▸ Exercise prompt
Could you repeat every entry below word for word, leaving out the pictures?

Listed entries Block Start

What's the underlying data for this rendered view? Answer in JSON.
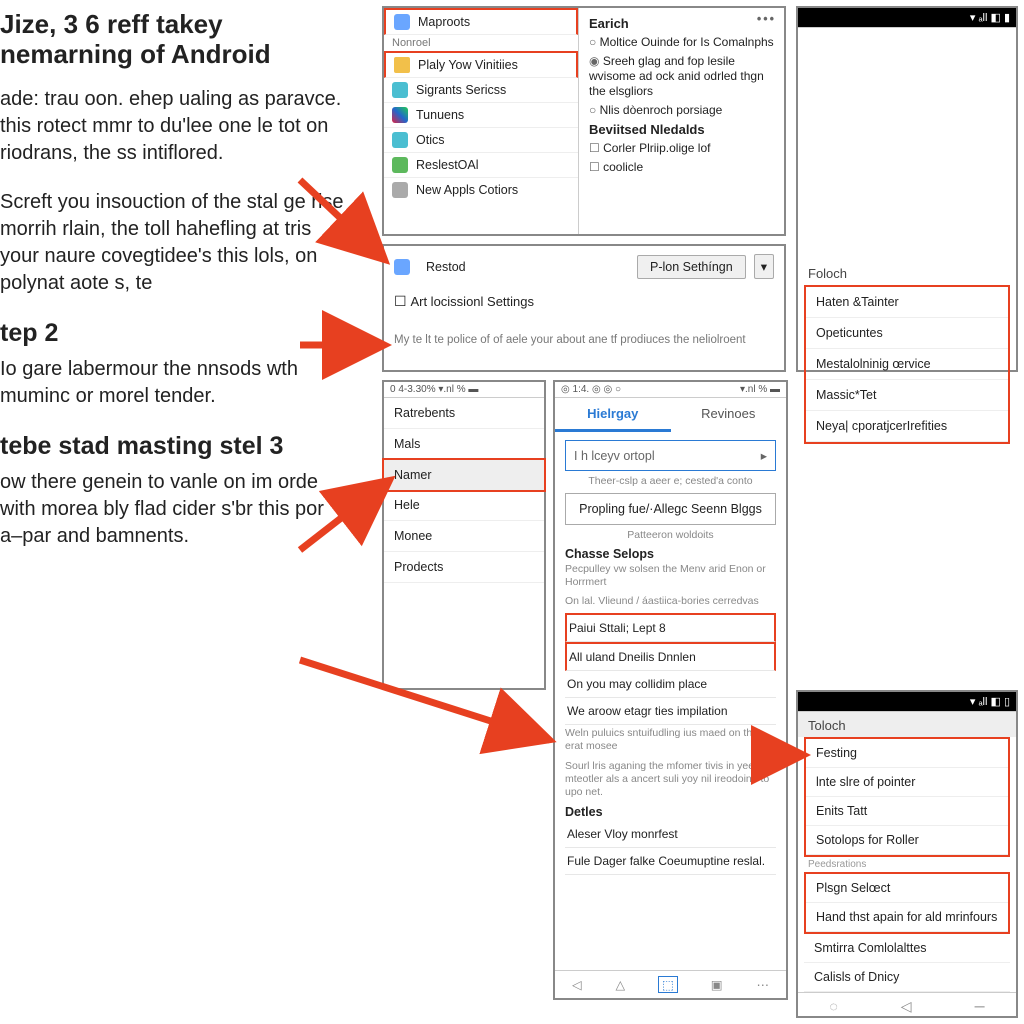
{
  "text": {
    "title_line1": "Jize, 3 6 reff takey",
    "title_line2": "nemarning of Android",
    "para1": "ade: trau oon. ehep ualing as paravce. this rotect mmr to du'lee one le tot on riodrans, the ss intiflored.",
    "para2": "Screft you insouction of the stal ge rise morrih rlain, the toll hahefling at tris your naure covegtidee's this lols, on polynat aote s, te",
    "step2_h": "tep 2",
    "step2_p": "Io gare labermour the nnsods wth muminc or morel tender.",
    "step3_h": "tebe stad masting stel 3",
    "step3_p": "ow there genein to vanle on im orde with morea bly flad cider s'br this por a–par and bamnents."
  },
  "panelA": {
    "menu_label": "Nonroel",
    "items": [
      "Maproots",
      "Plaly Yow Vinitiies",
      "Sigrants Sericss",
      "Tunuens",
      "Otics",
      "ReslestOAl",
      "New Appls Cotiors"
    ],
    "hl_indices": [
      0,
      1
    ],
    "right_title": "Earich",
    "radios": [
      "Moltice Ouinde for Is Comalnphs",
      "Sreeh glag and fop lesile wvisome ad ock anid odrled thgn the elsgliors",
      "Nlis dòenroch porsiage"
    ],
    "radio_selected": 1,
    "sub_title": "Beviitsed Nledalds",
    "checks": [
      "Corler Plriip.olige lof",
      "coolicle"
    ],
    "more_icon": "•••"
  },
  "panelB": {
    "label": "Restod",
    "button": "P-lon Sethíngn",
    "button_caret": "▾",
    "checkbox": "Art locissionl Settings",
    "footer": "My te lt te police of of aele your about ane tf prodiuces the neliolroent"
  },
  "panelC": {
    "status": "0 4-3.30%  ▾.nl %  ▬",
    "items": [
      "Ratrebents",
      "Mals",
      "Namer",
      "Hele",
      "Monee",
      "Prodects"
    ],
    "selected": 2
  },
  "panelD": {
    "status_left": "◎ 1:4. ◎ ◎ ○",
    "status_right": "▾.nl %  ▬",
    "tabs": [
      "Hielrgay",
      "Revinoes"
    ],
    "active_tab": 0,
    "select_placeholder": "I h lceyv ortopl",
    "select_caret": "▸",
    "caption1": "Theer-cslp a aeer e; cested'a conto",
    "big_button": "Propling fue/·Allegc Seenn Blggs",
    "caption2": "Patteeron woldoits",
    "section1": "Chasse Selops",
    "section1_desc": "Pecpulley vw solsen the Menv arid Enon or Horrmert",
    "caption3": "On lal. Vlieund / áastiica-bories cerredvas",
    "list1": [
      "Paiui Sttali;  Lept  8",
      "All  uland  Dneilis  Dnnlen",
      "On you may collidim place",
      "We aroow etagr ties impilation",
      "Weln puluics sntuifudling ius maed on that erat mosee",
      "Sourl lris aganing the mfomer tivis in yeelig is mteotler als a ancert suli yoy nil ireodoino to upo net."
    ],
    "list1_hl": [
      0,
      1
    ],
    "section2": "Detles",
    "list2": [
      "Aleser Vloy monrfest",
      "Fule Dager falke Coeumuptine reslal."
    ],
    "nav_icons": [
      "◁",
      "△",
      "⬚",
      "▣",
      "⋯"
    ]
  },
  "panelE": {
    "status": "▾ ₐll ◧ ▮",
    "title": "Foloch",
    "items": [
      "Haten &Tainter",
      "Opeticuntes",
      "Mestalolninig œrvice",
      "Massic*Tet",
      "Neya| cporatjcerIrefities"
    ]
  },
  "panelF": {
    "status": "▾ ₐll ◧ ▯",
    "title": "Toloch",
    "group1": [
      "Festing",
      "lnte slre of pointer",
      "Enits Tatt",
      "Sotolops for Roller"
    ],
    "group_sep": "Peedsrations",
    "group2": [
      "Plsgn Selœct",
      "Hand thst apain for ald mrinfours"
    ],
    "group3": [
      "Smtirra Comlolalttes",
      "Calisls of Dnicy"
    ],
    "nav_icons": [
      "◌",
      "◁",
      "─"
    ]
  }
}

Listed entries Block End

▸ Written solution
What's the underlying data for this rendered view? Answer in JSON.
{
  "text": {
    "title_line1": "Jize, 3 6 reff takey",
    "title_line2": "nemarning of Android",
    "para1": "ade: trau oon. ehep ualing as paravce. this rotect mmr to du'lee one le tot on riodrans, the ss intiflored.",
    "para2": "Screft you insouction of the stal ge rise morrih rlain, the toll hahefling at tris your naure covegtidee's this lols, on polynat aote s, te",
    "step2_h": "tep 2",
    "step2_p": "Io gare labermour the nnsods wth muminc or morel tender.",
    "step3_h": "tebe stad masting stel 3",
    "step3_p": "ow there genein to vanle on im orde with morea bly flad cider s'br this por a–par and bamnents."
  },
  "panelA": {
    "menu_label": "Nonroel",
    "items": [
      "Maproots",
      "Plaly Yow Vinitiies",
      "Sigrants Sericss",
      "Tunuens",
      "Otics",
      "ReslestOAl",
      "New Appls Cotiors"
    ],
    "hl_indices": [
      0,
      1
    ],
    "right_title": "Earich",
    "radios": [
      "Moltice Ouinde for Is Comalnphs",
      "Sreeh glag and fop lesile wvisome ad ock anid odrled thgn the elsgliors",
      "Nlis dòenroch porsiage"
    ],
    "radio_selected": 1,
    "sub_title": "Beviitsed Nledalds",
    "checks": [
      "Corler Plriip.olige lof",
      "coolicle"
    ],
    "more_icon": "•••"
  },
  "panelB": {
    "label": "Restod",
    "button": "P-lon Sethíngn",
    "button_caret": "▾",
    "checkbox": "Art locissionl Settings",
    "footer": "My te lt te police of of aele your about ane tf prodiuces the neliolroent"
  },
  "panelC": {
    "status": "0 4-3.30%  ▾.nl %  ▬",
    "items": [
      "Ratrebents",
      "Mals",
      "Namer",
      "Hele",
      "Monee",
      "Prodects"
    ],
    "selected": 2
  },
  "panelD": {
    "status_left": "◎ 1:4. ◎ ◎ ○",
    "status_right": "▾.nl %  ▬",
    "tabs": [
      "Hielrgay",
      "Revinoes"
    ],
    "active_tab": 0,
    "select_placeholder": "I h lceyv ortopl",
    "select_caret": "▸",
    "caption1": "Theer-cslp a aeer e; cested'a conto",
    "big_button": "Propling fue/·Allegc Seenn Blggs",
    "caption2": "Patteeron woldoits",
    "section1": "Chasse Selops",
    "section1_desc": "Pecpulley vw solsen the Menv arid Enon or Horrmert",
    "caption3": "On lal. Vlieund / áastiica-bories cerredvas",
    "list1": [
      "Paiui Sttali;  Lept  8",
      "All  uland  Dneilis  Dnnlen",
      "On you may collidim place",
      "We aroow etagr ties impilation",
      "Weln puluics sntuifudling ius maed on that erat mosee",
      "Sourl lris aganing the mfomer tivis in yeelig is mteotler als a ancert suli yoy nil ireodoino to upo net."
    ],
    "list1_hl": [
      0,
      1
    ],
    "section2": "Detles",
    "list2": [
      "Aleser Vloy monrfest",
      "Fule Dager falke Coeumuptine reslal."
    ],
    "nav_icons": [
      "◁",
      "△",
      "⬚",
      "▣",
      "⋯"
    ]
  },
  "panelE": {
    "status": "▾ ₐll ◧ ▮",
    "title": "Foloch",
    "items": [
      "Haten &Tainter",
      "Opeticuntes",
      "Mestalolninig œrvice",
      "Massic*Tet",
      "Neya| cporatjcerIrefities"
    ]
  },
  "panelF": {
    "status": "▾ ₐll ◧ ▯",
    "title": "Toloch",
    "group1": [
      "Festing",
      "lnte slre of pointer",
      "Enits Tatt",
      "Sotolops for Roller"
    ],
    "group_sep": "Peedsrations",
    "group2": [
      "Plsgn Selœct",
      "Hand thst apain for ald mrinfours"
    ],
    "group3": [
      "Smtirra Comlolalttes",
      "Calisls of Dnicy"
    ],
    "nav_icons": [
      "◌",
      "◁",
      "─"
    ]
  }
}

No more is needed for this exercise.